When it comes to esports racing, Unicorns of Love mainly compete on Assetto Corsa Competizione in the likes of the SimGrid World Cup by VCO, and the SRO GT World Challenge Europe Esports Championship. In the Nürburgring SRO sprint round, their drivers Bastian Richter and Tobias Gronewald locked out the front row, and in the SimGrid World Cup 24 hour race on the same track, the pair along with Jura Petritchenko and Jan-Marcel Dietrich won the final round of the season.
Unicorns of Love are steadily improving their results in esports racing and are very much a welcome addition to the scene. They’re potentially going to get more involved with racing on the likes of iRacing and rFactor 2 next year.
Canadian-based Lazarus have players who compete on a vast array of games. Apex Legends, PlayerUnknown’s Battlegrounds, Fortnite, the NHL games, Crossfire, Super Smash Bros, and even the likes of the Pokémon core series games, and Pokkén Tournament. Perhaps their biggest success is placing 2nd in the Fortnite World Cup in 2019 with their players Dave ‘Rojo’ Jong and Jaden ‘Wolfiez’ Ashman.
Their first venture into esports racing came at the start of that year, when they acquired pre-existing leading Forza team F4H Motorsport, along with also signing a couple of Gran Turismo players. Undoubtedly, the biggest successes in esports racing for Lazarus were a pair of second places in both the ForzaRC Invitational Series finals in 2019 and the Le Mans Esports Super Final in 2020.
With the discontinuing of Forza esports, their involvement in the esports racing scene seems to have lessened. They also used to have Dennis ‘Scrapie’ Heinen competing for them in the TrackMania Grand League, so who knows if their presence in esports racing will be brought back to the way it was.
Best of both worlds
Esports Racing is still very much in its infancy but there are two games that may not necessarily be esports racing as we know it, but they nevertheless include driving cars as the game’s core mechanic, and one of them still races those cars against one another. These games, TrackMania and Rocket League, have both acted as a perfect bridge between the two contrasting sides of the esports world.
Several of the teams on our list participate in Rocket League, such as G2, Singularity, Wolves and Vitality, whilst Lazarus have competed in TrackMania. However, both championships also include some teams more prominently involved in racing, like Veloce Esports who formerly competed in Rocket League and who currently compete in TrackMania with 2018 Grand League champion Martin ‘Kappa’ Krompolc representing McLaren Shadow.
Similarly, esports racing organisation BS+COMPETITION also take part in both championships, and real world F1 team Williams made headlines earlier this year when they partnered up with gaming organisation Resolve to enter the RLCS.
Clean, calculated, perfected. Somehow it went in 🤷— Resolve (@RSVGG) November 24, 2021

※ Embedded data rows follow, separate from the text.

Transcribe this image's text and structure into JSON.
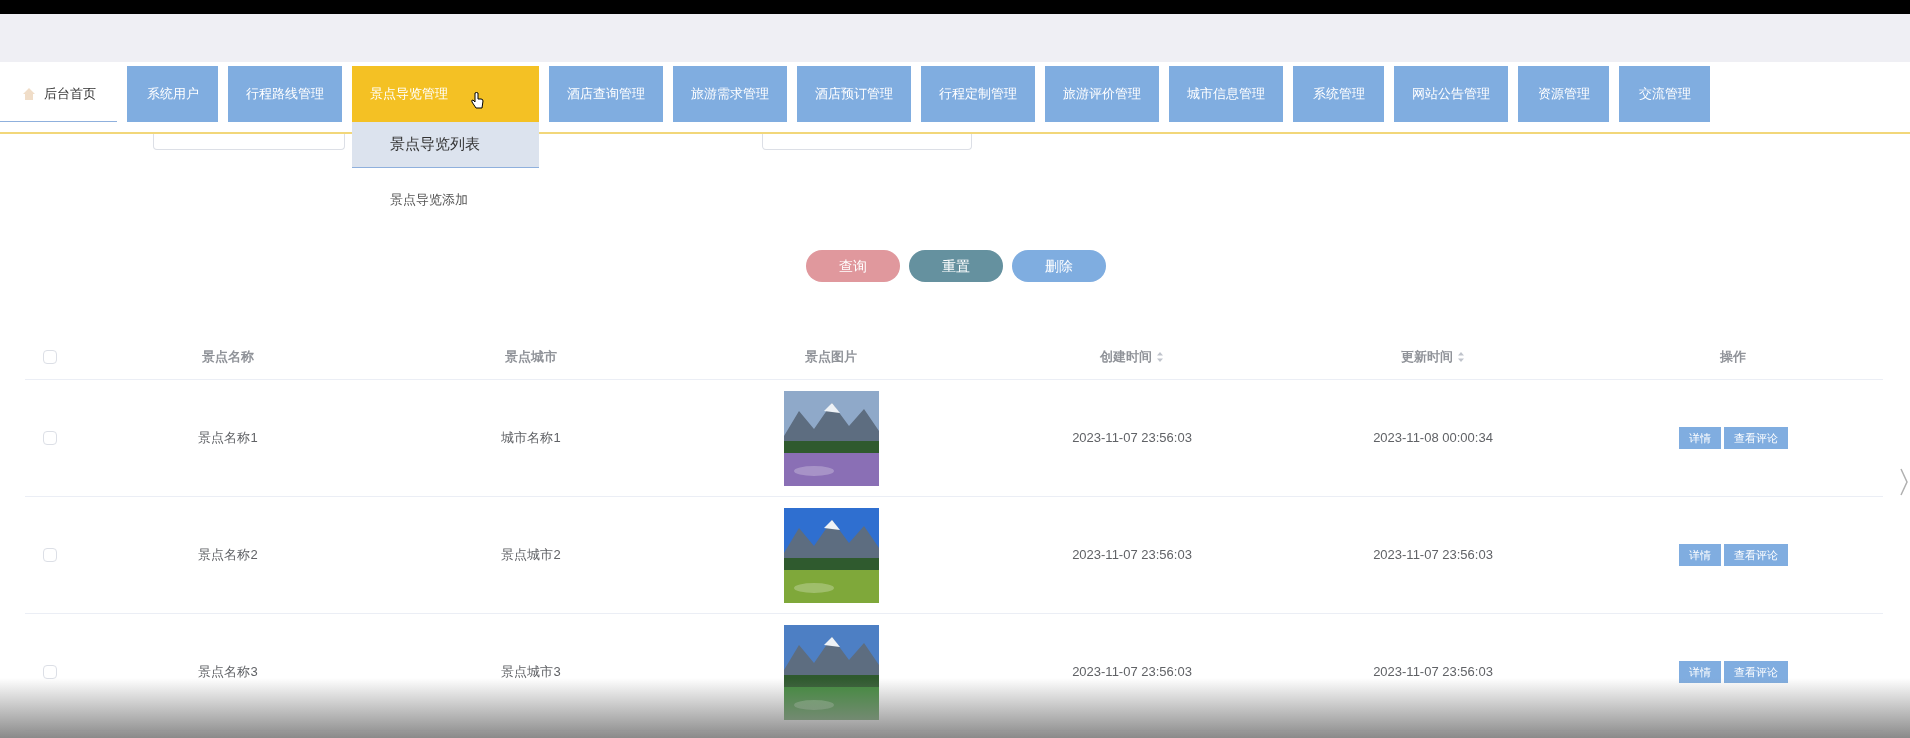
{
  "nav": {
    "home": {
      "label": "后台首页"
    },
    "items": [
      {
        "label": "系统用户",
        "selected": false
      },
      {
        "label": "行程路线管理",
        "selected": false
      },
      {
        "label": "景点导览管理",
        "selected": true,
        "submenu": [
          {
            "label": "景点导览列表",
            "selected": true
          },
          {
            "label": "景点导览添加",
            "selected": false
          }
        ]
      },
      {
        "label": "酒店查询管理",
        "selected": false
      },
      {
        "label": "旅游需求管理",
        "selected": false
      },
      {
        "label": "酒店预订管理",
        "selected": false
      },
      {
        "label": "行程定制管理",
        "selected": false
      },
      {
        "label": "旅游评价管理",
        "selected": false
      },
      {
        "label": "城市信息管理",
        "selected": false
      },
      {
        "label": "系统管理",
        "selected": false
      },
      {
        "label": "网站公告管理",
        "selected": false
      },
      {
        "label": "资源管理",
        "selected": false
      },
      {
        "label": "交流管理",
        "selected": false
      }
    ]
  },
  "actions": [
    {
      "label": "查询",
      "kind": "search"
    },
    {
      "label": "重置",
      "kind": "reset"
    },
    {
      "label": "删除",
      "kind": "delete"
    }
  ],
  "table": {
    "all_checked": false,
    "columns": [
      {
        "label": "景点名称",
        "sortable": false
      },
      {
        "label": "景点城市",
        "sortable": false
      },
      {
        "label": "景点图片",
        "sortable": false
      },
      {
        "label": "创建时间",
        "sortable": true
      },
      {
        "label": "更新时间",
        "sortable": true
      },
      {
        "label": "操作",
        "sortable": false
      }
    ],
    "rows": [
      {
        "checked": false,
        "name": "景点名称1",
        "city": "城市名称1",
        "image": {
          "kind": "picture"
        },
        "created": "2023-11-07 23:56:03",
        "updated": "2023-11-08 00:00:34",
        "buttons": [
          "详情",
          "查看评论"
        ]
      },
      {
        "checked": false,
        "name": "景点名称2",
        "city": "景点城市2",
        "image": {
          "kind": "picture"
        },
        "created": "2023-11-07 23:56:03",
        "updated": "2023-11-07 23:56:03",
        "buttons": [
          "详情",
          "查看评论"
        ]
      },
      {
        "checked": false,
        "name": "景点名称3",
        "city": "景点城市3",
        "image": {
          "kind": "picture"
        },
        "created": "2023-11-07 23:56:03",
        "updated": "2023-11-07 23:56:03",
        "buttons": [
          "详情",
          "查看评论"
        ]
      }
    ]
  }
}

Of course we go to Game 5 where we take the win🆚Freakii and advance to the Monaco Gaming Festival Qualifier #3 final! 🏆 pic.twitter.com/P7gCj8dsTV

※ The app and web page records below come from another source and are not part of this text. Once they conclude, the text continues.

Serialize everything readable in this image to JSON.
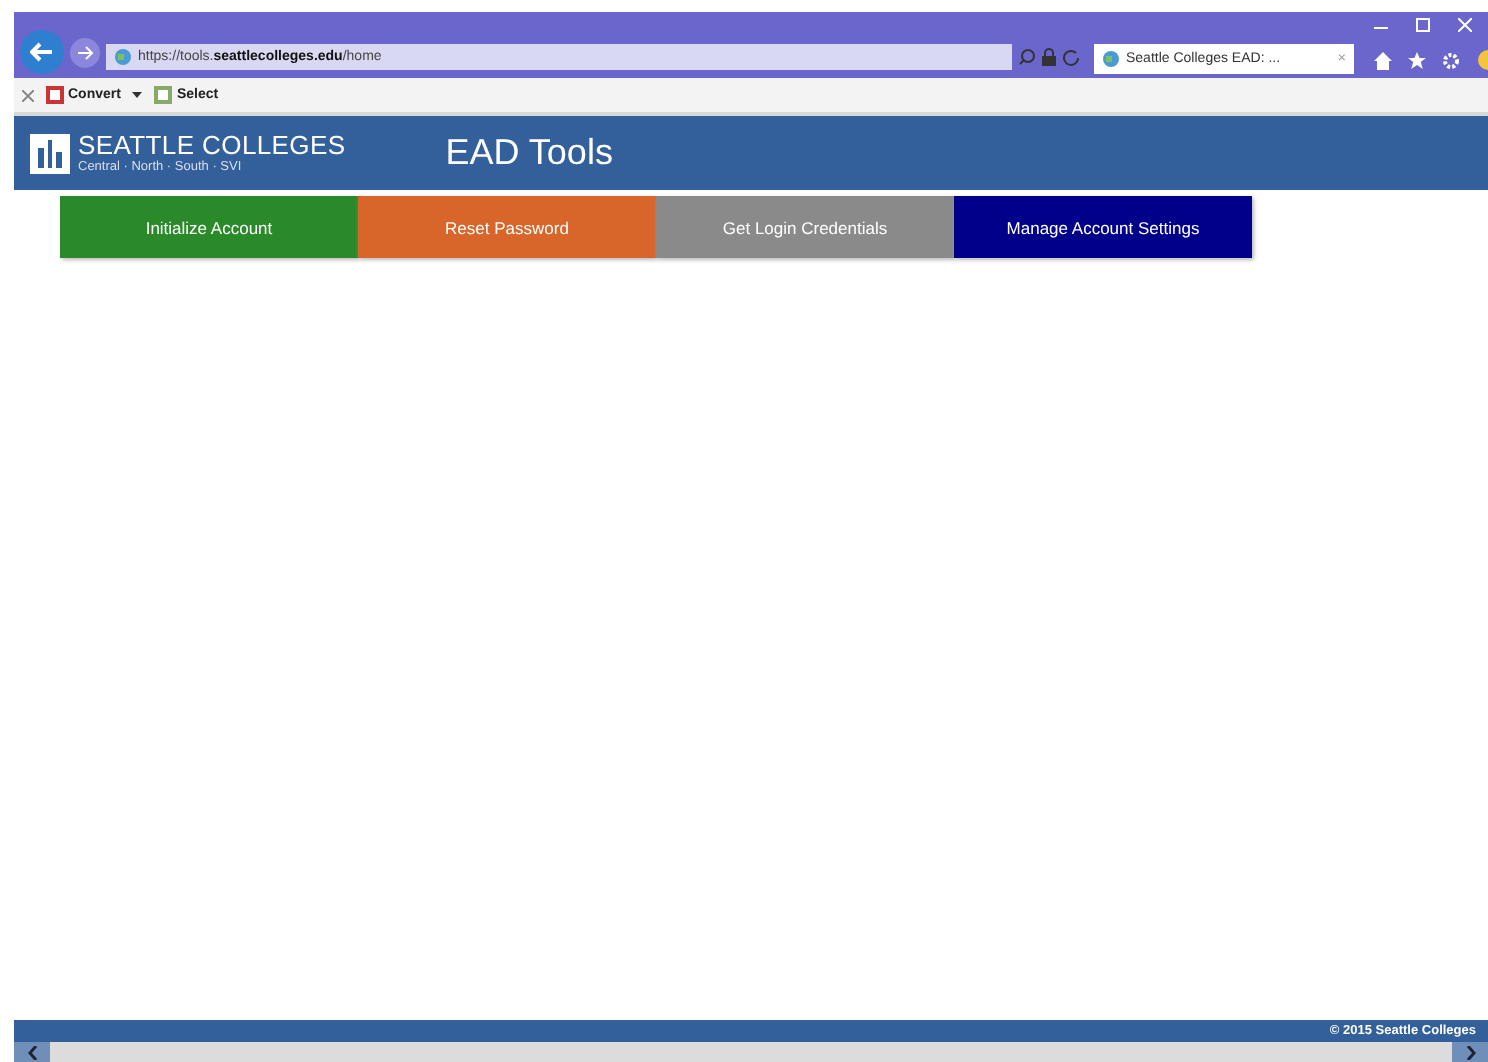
{
  "browser": {
    "address": "https://tools.**seattlecolleges.edu**/home",
    "tab": {
      "title": "Seattle Colleges EAD: ...",
      "close": "×",
      "selected": true
    },
    "toolbar": [
      {
        "label": "Convert",
        "kind": "dropdown"
      },
      {
        "label": "Select",
        "kind": "plain"
      }
    ]
  },
  "header": {
    "logo_title": "SEATTLE COLLEGES",
    "logo_subtitle": "Central · North · South · SVI",
    "app_title": "EAD Tools"
  },
  "nav": [
    {
      "label": "Initialize Account",
      "color": "#2a8a2a"
    },
    {
      "label": "Reset Password",
      "color": "#d8652a"
    },
    {
      "label": "Get Login Credentials",
      "color": "#8a8a8a"
    },
    {
      "label": "Manage Account Settings",
      "color": "#00008a"
    }
  ],
  "footer": {
    "copyright": "© 2015 Seattle Colleges"
  }
}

On the more traditional side of esports, Natus Vincere, one of the most successful Counter-Strike and Dota teams in history, are now participating in the RLCS. Speaking of Dota, two of the biggest names in that game, Alliance and Team Secret, have fielded players in the TrackMania Grand League, as have CS:GO teams BIG and Alternate Attax.
Ultimately, having big names from the esports side is just as important as big names from the racing side. It legitimises the scene, proving that the world of esports racing is very much here to stay.
What other organisation would you like to join the world of esports racing? Tell us on Twitter at @overtake_gg or in the comments down below!